● **ABOUT THIS TASK**:
All entries must be given again exactly as written.

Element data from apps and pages

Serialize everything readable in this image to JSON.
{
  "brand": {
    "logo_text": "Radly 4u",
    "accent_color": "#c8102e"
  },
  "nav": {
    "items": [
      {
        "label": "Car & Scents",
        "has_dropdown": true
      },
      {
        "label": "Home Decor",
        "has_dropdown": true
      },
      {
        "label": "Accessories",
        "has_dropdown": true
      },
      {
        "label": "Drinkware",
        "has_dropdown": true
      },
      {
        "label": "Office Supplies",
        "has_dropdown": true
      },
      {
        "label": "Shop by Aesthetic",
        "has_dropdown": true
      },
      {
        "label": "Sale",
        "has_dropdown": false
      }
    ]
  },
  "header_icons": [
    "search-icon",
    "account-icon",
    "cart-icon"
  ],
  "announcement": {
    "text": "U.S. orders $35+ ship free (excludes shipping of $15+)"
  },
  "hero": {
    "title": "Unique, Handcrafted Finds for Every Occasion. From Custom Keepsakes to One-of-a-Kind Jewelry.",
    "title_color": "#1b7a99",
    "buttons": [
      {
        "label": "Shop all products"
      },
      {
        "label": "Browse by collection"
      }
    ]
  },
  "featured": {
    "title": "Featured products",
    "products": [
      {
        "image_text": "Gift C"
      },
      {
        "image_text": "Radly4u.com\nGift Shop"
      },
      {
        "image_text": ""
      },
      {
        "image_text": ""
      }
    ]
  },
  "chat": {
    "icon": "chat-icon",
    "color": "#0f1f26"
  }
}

● **ANSWER AREA**:
Serialize everything readable in this image to JSON.
{
  "brand": {
    "logo_text": "Radly 4u",
    "accent_color": "#c8102e"
  },
  "nav": {
    "items": [
      {
        "label": "Car & Scents",
        "has_dropdown": true
      },
      {
        "label": "Home Decor",
        "has_dropdown": true
      },
      {
        "label": "Accessories",
        "has_dropdown": true
      },
      {
        "label": "Drinkware",
        "has_dropdown": true
      },
      {
        "label": "Office Supplies",
        "has_dropdown": true
      },
      {
        "label": "Shop by Aesthetic",
        "has_dropdown": true
      },
      {
        "label": "Sale",
        "has_dropdown": false
      }
    ]
  },
  "header_icons": [
    "search-icon",
    "account-icon",
    "cart-icon"
  ],
  "announcement": {
    "text": "U.S. orders $35+ ship free (excludes shipping of $15+)"
  },
  "hero": {
    "title": "Unique, Handcrafted Finds for Every Occasion. From Custom Keepsakes to One-of-a-Kind Jewelry.",
    "title_color": "#1b7a99",
    "buttons": [
      {
        "label": "Shop all products"
      },
      {
        "label": "Browse by collection"
      }
    ]
  },
  "featured": {
    "title": "Featured products",
    "products": [
      {
        "image_text": "Gift C"
      },
      {
        "image_text": "Radly4u.com\nGift Shop"
      },
      {
        "image_text": ""
      },
      {
        "image_text": ""
      }
    ]
  },
  "chat": {
    "icon": "chat-icon",
    "color": "#0f1f26"
  }
}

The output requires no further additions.